Standard CD-RW packet-writing applications can write only to a disc that has already been formatted. Unlike standard packet writing, in which formatting is a software function that must be complete before data can be written to the disc, Mount Rainier drives format discs transparently in the background as a function of the drive hardware, and can write data to a partially formatted disc. When you insert an unformatted disc in a Mt. Rainier drive, you can begin writing data to that disc within seconds after it spins up. The drive continues formatting the disc in the background until the process completes. If you eject a disc before formatting is complete, the data written to that disc is readable. When you reinsert the disc, the drive simply continues formatting from the point it stopped formatting. Because formatting is a low-priority background operation, the drive responds quickly to user read and write requests even while a disc is being formatted.

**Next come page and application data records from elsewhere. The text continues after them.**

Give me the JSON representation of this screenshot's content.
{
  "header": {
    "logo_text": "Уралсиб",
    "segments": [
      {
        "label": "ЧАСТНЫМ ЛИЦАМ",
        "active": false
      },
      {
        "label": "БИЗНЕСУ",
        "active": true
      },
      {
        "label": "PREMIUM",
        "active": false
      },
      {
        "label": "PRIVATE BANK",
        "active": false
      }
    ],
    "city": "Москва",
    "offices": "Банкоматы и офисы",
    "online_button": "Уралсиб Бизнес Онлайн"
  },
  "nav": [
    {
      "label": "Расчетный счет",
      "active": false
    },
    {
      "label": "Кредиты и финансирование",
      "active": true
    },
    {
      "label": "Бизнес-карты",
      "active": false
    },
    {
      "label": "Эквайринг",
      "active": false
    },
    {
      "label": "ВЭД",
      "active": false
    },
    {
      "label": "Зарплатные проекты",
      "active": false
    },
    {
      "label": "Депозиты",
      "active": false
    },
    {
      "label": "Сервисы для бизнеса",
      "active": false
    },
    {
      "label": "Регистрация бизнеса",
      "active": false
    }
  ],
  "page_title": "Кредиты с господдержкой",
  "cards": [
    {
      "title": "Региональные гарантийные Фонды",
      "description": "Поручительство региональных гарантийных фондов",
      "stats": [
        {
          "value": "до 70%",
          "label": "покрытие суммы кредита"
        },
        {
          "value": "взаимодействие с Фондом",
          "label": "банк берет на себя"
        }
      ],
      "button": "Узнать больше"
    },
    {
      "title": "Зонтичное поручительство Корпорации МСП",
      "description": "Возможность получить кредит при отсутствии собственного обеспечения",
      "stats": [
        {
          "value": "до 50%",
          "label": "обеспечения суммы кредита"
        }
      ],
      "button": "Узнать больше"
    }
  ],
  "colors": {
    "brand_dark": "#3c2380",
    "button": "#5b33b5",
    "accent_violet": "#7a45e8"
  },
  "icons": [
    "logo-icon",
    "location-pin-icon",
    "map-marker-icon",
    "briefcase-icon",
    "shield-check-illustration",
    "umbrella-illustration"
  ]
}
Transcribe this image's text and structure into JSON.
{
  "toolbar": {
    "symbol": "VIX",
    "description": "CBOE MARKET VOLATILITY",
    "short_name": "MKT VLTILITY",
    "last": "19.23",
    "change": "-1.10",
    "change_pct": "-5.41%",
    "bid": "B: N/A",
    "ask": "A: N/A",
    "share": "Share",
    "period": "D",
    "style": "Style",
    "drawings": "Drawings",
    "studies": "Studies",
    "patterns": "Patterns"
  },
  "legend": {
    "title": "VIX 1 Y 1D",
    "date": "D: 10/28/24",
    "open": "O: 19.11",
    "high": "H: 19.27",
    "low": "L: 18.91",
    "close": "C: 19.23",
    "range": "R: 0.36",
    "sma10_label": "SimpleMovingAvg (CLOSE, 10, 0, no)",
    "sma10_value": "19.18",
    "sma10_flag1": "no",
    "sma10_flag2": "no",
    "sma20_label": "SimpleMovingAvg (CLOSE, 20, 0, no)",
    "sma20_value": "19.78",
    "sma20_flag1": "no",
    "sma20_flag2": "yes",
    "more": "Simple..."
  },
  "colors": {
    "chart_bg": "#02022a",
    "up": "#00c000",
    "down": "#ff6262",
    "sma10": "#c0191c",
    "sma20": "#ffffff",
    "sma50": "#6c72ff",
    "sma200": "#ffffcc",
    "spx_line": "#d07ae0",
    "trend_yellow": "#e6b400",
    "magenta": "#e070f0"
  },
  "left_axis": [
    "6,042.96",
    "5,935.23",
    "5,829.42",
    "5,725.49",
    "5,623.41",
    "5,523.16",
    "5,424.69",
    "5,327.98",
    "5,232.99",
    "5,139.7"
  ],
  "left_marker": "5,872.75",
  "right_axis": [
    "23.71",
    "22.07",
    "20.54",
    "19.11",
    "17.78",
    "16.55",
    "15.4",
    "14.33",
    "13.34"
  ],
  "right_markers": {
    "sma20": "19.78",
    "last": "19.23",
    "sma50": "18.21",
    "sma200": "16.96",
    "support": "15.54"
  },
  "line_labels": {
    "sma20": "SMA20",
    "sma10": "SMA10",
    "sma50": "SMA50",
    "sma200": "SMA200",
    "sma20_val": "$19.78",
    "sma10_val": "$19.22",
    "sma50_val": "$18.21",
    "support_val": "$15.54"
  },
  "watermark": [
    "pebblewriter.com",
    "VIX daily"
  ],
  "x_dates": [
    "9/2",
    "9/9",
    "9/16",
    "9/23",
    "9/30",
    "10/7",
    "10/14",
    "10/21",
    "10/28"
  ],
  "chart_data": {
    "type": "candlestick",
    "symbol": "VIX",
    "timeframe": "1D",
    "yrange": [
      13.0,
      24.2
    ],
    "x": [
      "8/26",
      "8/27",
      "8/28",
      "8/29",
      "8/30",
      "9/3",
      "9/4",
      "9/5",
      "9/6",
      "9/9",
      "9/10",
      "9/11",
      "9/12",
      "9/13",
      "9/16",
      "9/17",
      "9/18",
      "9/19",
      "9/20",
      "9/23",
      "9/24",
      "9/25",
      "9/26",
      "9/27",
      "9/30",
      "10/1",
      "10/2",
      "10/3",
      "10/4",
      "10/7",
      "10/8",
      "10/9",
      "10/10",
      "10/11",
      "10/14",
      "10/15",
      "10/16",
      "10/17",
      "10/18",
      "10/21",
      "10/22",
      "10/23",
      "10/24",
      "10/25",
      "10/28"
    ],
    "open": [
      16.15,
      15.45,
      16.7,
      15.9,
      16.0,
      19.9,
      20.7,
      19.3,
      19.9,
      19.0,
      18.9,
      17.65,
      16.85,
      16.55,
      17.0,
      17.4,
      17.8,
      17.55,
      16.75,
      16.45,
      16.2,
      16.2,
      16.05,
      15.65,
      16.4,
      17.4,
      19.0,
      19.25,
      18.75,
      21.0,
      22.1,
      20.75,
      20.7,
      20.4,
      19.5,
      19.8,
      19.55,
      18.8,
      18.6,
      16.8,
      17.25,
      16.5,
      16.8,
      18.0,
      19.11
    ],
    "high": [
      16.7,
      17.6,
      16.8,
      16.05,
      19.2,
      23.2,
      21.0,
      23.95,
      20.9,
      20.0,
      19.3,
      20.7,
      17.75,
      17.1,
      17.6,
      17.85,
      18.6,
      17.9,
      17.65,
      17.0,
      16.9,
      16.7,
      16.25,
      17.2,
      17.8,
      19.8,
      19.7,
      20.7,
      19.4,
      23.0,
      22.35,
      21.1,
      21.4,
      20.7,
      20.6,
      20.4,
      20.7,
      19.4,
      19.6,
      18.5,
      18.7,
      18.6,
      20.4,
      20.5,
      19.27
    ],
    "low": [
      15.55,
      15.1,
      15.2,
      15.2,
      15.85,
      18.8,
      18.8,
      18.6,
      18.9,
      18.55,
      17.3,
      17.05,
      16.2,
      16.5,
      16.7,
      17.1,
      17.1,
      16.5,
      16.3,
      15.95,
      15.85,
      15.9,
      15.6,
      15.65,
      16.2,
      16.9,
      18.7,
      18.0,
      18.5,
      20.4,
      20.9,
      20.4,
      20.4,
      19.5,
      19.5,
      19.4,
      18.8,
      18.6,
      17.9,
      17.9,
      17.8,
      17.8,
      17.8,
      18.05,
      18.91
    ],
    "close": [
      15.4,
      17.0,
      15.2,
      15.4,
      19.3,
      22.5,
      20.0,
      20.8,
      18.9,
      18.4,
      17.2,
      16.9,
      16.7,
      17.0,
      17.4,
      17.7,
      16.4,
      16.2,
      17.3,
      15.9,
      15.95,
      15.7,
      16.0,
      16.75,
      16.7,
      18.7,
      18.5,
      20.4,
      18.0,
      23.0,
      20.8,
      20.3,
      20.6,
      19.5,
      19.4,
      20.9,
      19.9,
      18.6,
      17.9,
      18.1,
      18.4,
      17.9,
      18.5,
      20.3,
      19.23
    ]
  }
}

The Mount Rainier specification also incorporates a requirement for fast eject. With legacy CD writers, ejecting a disc may take several seconds to half a minute or more, depending on what the drive happens to be doing when you tell it to eject the disc. Mount Rainier drives eject discs very quickly, like a CD-ROM drive, because they give priority to write operations and do not require finalizing or other time-consuming operations before ejecting a disc.
Older CD writers use hybrid command sets, sometimes including portions of the MMC-1 and MMC-2 command sets mixed with proprietary commands. That's why CD-burning software always lists supported drive models and may not work correctly or at all with a drive that is not on the supported list. To support a particular CD writer, the burning software must be coded to take all of the quirks of that model into account. Mount Rainier eliminates this hodgepodge of incompatible, incomplete, and proprietary command sets by mandating that all Mount Rainier drives be fully compliant with the MMC-2 command set. Because the command set is standardized and mandated, the operating system can assume that any Mount Rainier drive includes at least the minimum required feature set and will respond predictably to commands.
Backward compatibility and standards compliance are an important part of the Mount Rainier specification. Although only an MRW drive can write an MRW-formatted disc, any optical drive that can read CD-RW media can read an MRW-formatted disc. If the operating system has Mount Rainier support, nothing additional is needed for reading MRW discs in any optical drive, or for writing and reading MRW discs in a Mount Rainier drive. If the operating system does not have Mount Rainier support, MRW drives require a helper application to read or write MRW discs, and standard drives need a helper application to read MRW discs.